Matric results reflect failing education system‚ opposition parties say
The Economic Freedom Fighters (EFF) and the South African National Civic Organisation introduced their statements with congratulations to successful National Senior Certificate (NSC) learners.
The Democratic Alliance (DA) ended its with a nod to their efforts and those of “hard-working teachers and principals”.
The Congress of the People (Cope) omitted any felicitation and launched into an attack blaming the South African Democratic Teachers Union’s (Sadtu) cosiness with government for the overall NCS pass rate declining from 75.8% in 2014 to 70.7% in 2015 announced on Tuesday.
“The EFF‚ however‚ expresses deep regret at the falling pass rate which the Minister of Basic Education‚ Angie Motshekga‚ confirmed in spite of the fact that the class of 2015 was the largest in South African history of basic education‚” said spokesperson Mbuyiseni Quintin Ndlozi.
“The minister reported that the overall pass rate has decreased by 5%‚ and despite the 9% of the progressed learners‚ it was still going to degrees by more than 1%.
“The EFF will never celebrate that the total number of leaners who sat for exams‚ 65,671 were progressed learners. This is not an achievement at all‚ because an efficient system that takes care of leaners should in any way not only take care of those who are progressed‚ but also the more than 500,000 that got lost from the system.”
The half-a-million learners referred to‚ Ndlozi explained‚ was the difference between the 1303016 learners who registered for grade 1 in 2004 and the 801,688 who “sat for matric exams”.
Sanco‚ on the other hand‚ praised the progressed learner system‚ with spokesperson Jabu Mahlangu saying: “The policy shift emphasising quality and efficiency in order to reduce learner drop out in the education system has significantly benefitted learners who ordinarily wouldn't have made it.”

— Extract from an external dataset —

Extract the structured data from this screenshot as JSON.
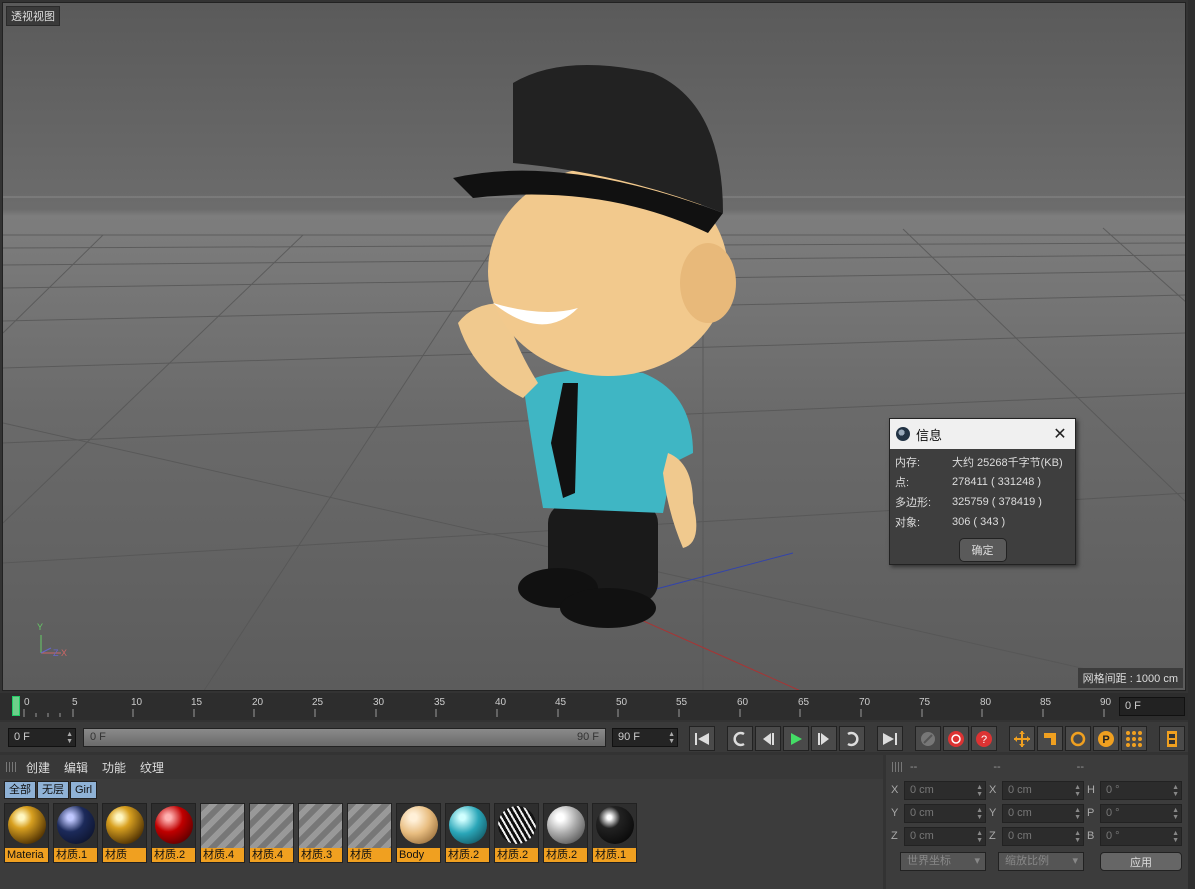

He said “that the drop in the overall pass rate from 75.9% that delivered a pass for 22,000 progressed learners and 72.9% of repeaters is minimal compared to the opportunity cost that gatekeeping thousands of learners in Grade 10 and 11 did not provide".
Mahlangu also said that "as expected‚ provinces that are better resourced did well as compared to rural provinces that are largely burdened by the apartheid legacy of overcrowding and infrastructure backlog”.
The DA acknowledged that the provincial breakdown showed “a picture emerging of a highly unequal education system”‚ and chose to punt the successes of the province it governs‚ the Western Cape‚ which “achieved a pass rate of 84.7%‚ the highest in the country and an increase of 2.5% from 2014”.
“It is the only province to have improved their pass rate from last year‚” the party said.
“Some provinces have shown a significant decline‚ most notably the Eastern Cape at 56.8% (down 8.6%)‚ KwaZulu-Natal at 60.7% (down 9%)‚ and Limpopo at 65.9% (down 7%).
“Two decades after the end of apartheid‚ a child’s scholastic success is still very much determined by the province they live in and what school they go to.”
Cope’s Dennis Bloem said Tuesday’s announcement “had more gloss than the actual results warranted”.
“Unfortunately‚ the minister of basic education is not taking South African education forward. She is too concerned to be in good books with Sadtu. South African basic education is therefore going from bad to worse‚” he added.
“The ruling party has allowed Sadtu to hijack education and to wreak havoc. South African children are therefore paying the price.”